§ Extracted records

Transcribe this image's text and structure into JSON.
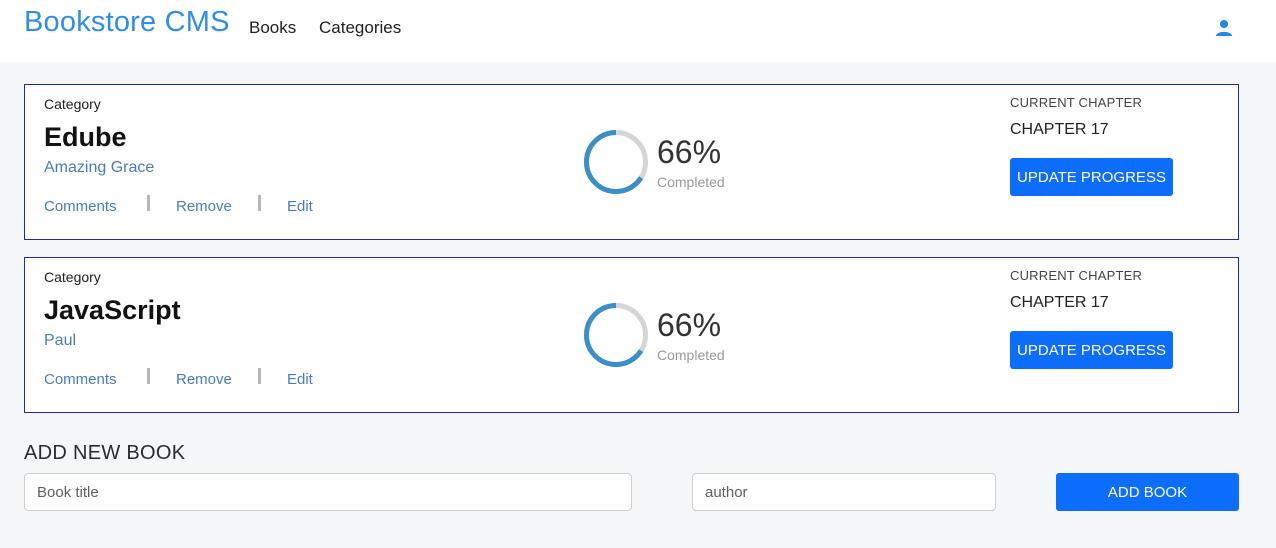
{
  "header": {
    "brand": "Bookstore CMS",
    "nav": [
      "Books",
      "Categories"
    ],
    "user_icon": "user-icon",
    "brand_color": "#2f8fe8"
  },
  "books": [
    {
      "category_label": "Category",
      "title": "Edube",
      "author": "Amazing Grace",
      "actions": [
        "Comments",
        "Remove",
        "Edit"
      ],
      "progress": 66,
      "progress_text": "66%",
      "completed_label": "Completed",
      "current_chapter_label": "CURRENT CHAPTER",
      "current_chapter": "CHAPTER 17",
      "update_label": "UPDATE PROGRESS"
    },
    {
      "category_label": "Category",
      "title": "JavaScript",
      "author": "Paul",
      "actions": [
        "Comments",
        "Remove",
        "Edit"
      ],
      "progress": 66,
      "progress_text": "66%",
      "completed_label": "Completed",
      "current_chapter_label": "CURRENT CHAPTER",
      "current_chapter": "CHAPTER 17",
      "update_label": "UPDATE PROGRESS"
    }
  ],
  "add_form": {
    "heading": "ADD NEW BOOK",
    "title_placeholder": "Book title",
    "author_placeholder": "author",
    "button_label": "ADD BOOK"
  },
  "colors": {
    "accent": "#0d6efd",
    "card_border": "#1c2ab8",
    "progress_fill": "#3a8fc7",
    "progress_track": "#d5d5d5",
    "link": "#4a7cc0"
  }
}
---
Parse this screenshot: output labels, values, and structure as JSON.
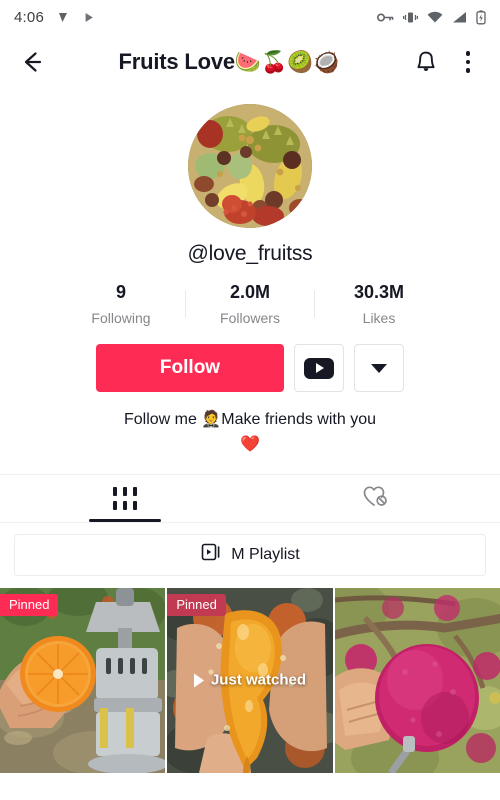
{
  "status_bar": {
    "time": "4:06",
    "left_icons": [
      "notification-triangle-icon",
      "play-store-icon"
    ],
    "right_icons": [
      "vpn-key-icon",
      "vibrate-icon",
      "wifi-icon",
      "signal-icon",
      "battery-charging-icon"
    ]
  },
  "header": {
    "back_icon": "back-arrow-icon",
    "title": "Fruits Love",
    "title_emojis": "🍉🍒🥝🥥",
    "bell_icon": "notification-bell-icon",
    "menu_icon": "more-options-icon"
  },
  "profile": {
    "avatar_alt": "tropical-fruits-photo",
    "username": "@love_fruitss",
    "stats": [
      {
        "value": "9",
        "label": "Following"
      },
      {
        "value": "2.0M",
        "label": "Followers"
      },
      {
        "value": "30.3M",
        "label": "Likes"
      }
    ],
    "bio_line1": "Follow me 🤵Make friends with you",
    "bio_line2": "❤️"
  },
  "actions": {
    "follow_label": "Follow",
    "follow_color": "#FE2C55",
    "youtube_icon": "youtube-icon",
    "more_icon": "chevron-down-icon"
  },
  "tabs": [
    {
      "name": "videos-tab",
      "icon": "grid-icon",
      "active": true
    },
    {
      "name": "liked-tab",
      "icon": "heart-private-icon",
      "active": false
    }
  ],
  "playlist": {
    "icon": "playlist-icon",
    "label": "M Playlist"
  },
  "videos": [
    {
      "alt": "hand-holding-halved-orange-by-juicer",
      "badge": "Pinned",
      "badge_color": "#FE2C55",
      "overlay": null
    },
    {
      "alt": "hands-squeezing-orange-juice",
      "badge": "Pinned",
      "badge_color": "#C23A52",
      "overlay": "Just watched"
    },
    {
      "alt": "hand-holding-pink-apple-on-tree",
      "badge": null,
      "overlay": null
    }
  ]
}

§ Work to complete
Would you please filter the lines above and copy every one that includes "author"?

§ Result of this task
      "author": "Amazing Grace",
      "author": "Paul",
    "author_placeholder": "author",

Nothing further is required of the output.